- Krenek is a Katy attorney who lost a 2018 race for Fort Bend County commissioner. Her website includes some education policy positions, such as increasing the state’s share of education funding, changing school finance “to reduce Robin Hood recapture payments,” and funding “additional across-the-board teacher pay raises.”
- Laningham lives in Richmond and is a small business owner. Her campaign website makes no mention of education issues. She also ran for state representative last year in House District 14, but had no campaign website that ATPE could locate at that time.
- A campaign website could not be found for Purnell, but his LinkedIn profile lists his occupation as “global logistics manager and corporate trade compliance” in Houston.
The HD 28 race is one of three special elections scheduled this fall, along with HD 148 in Houston and HD 100 in Dallas. The latter are not competitive districts from the standpoint of potential partisan shifts, but the math in HD 28 makes it a swing district, where a candidate from either party has a legitimate chance at winning the seat. Zerwas, a popular long time incumbent, won his reelection in 2018 by only eight percentage points. In doing so, he outperformed U.S. Sen. Ted Cruz, who won the district by just three points. Cruz’s margin represents a steady decline in Republican support in HD 28, which handed a ten percent margin to Donald Trump in 2016 and a 35-point margin to Greg Abbott in 2014.
Republicans hold a nine-seat majority in the Texas House. The winner of the HD 28 special election will serve out the rest of the term and will have to run for reelection again in 2020.

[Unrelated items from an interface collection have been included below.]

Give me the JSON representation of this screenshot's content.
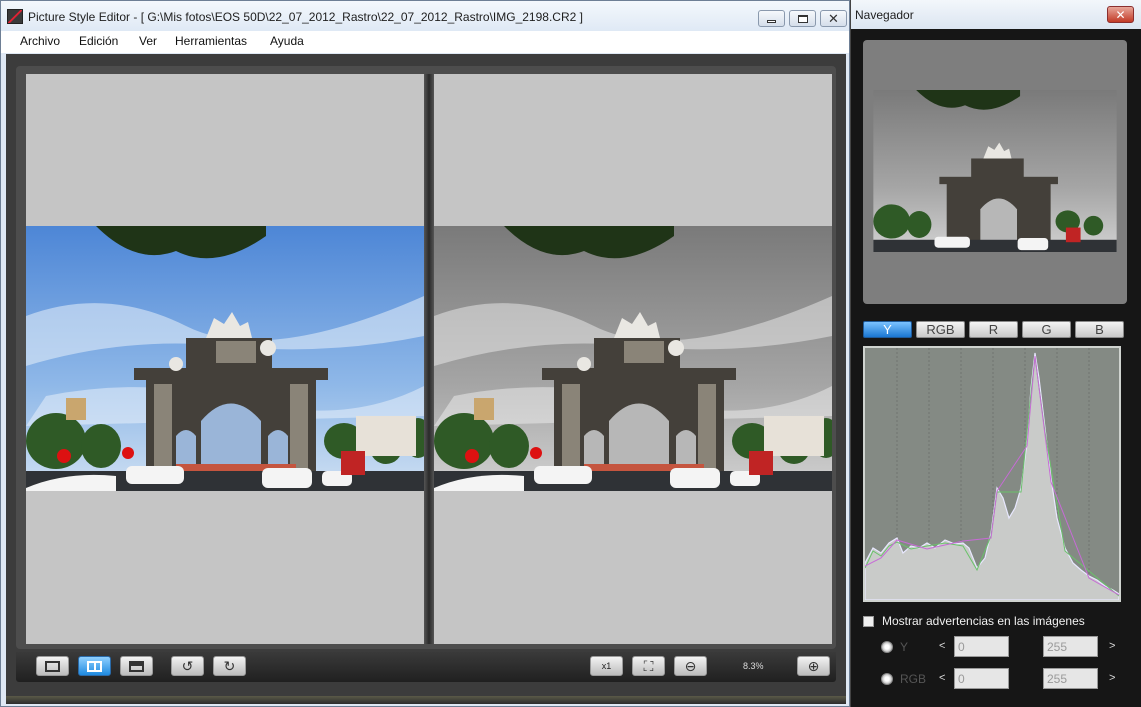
{
  "window": {
    "title": "Picture Style Editor - [ G:\\Mis fotos\\EOS 50D\\22_07_2012_Rastro\\22_07_2012_Rastro\\IMG_2198.CR2 ]",
    "minimize_icon": "minimize-icon",
    "maximize_icon": "maximize-icon",
    "close_glyph": "✕"
  },
  "menu": {
    "items": [
      "Archivo",
      "Edición",
      "Ver",
      "Herramientas",
      "Ayuda"
    ]
  },
  "toolbar": {
    "zoom_level": "8.3%",
    "fit_label": "x1",
    "active_view": "side-by-side"
  },
  "navigator": {
    "title": "Navegador",
    "close_glyph": "✕",
    "channels": [
      "Y",
      "RGB",
      "R",
      "G",
      "B"
    ],
    "active_channel": "Y",
    "warning_label": "Mostrar advertencias en las imágenes",
    "warning_checked": false,
    "ranges": [
      {
        "label": "Y",
        "min": "0",
        "max": "255",
        "lt": "<",
        "gt": ">"
      },
      {
        "label": "RGB",
        "min": "0",
        "max": "255",
        "lt": "<",
        "gt": ">"
      }
    ]
  },
  "colors": {
    "sky_original": "#5d8fd4",
    "sky_edited": "#8f8f8f",
    "histogram_bg": "#848a84",
    "active_tab": "#1a77d2"
  }
}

Voting is the single most important thing an educator can do to ensure the Texas Legislature prioritizes public schools and students. The deadline to register to vote in this special election and other November elections is Oct. 7, 2019. To see if you are registered and to check out a variety of election-related information, visit TexasEducatorsVote.com. As a reminder, early voting begins Oct. 21, and election day is Nov. 5.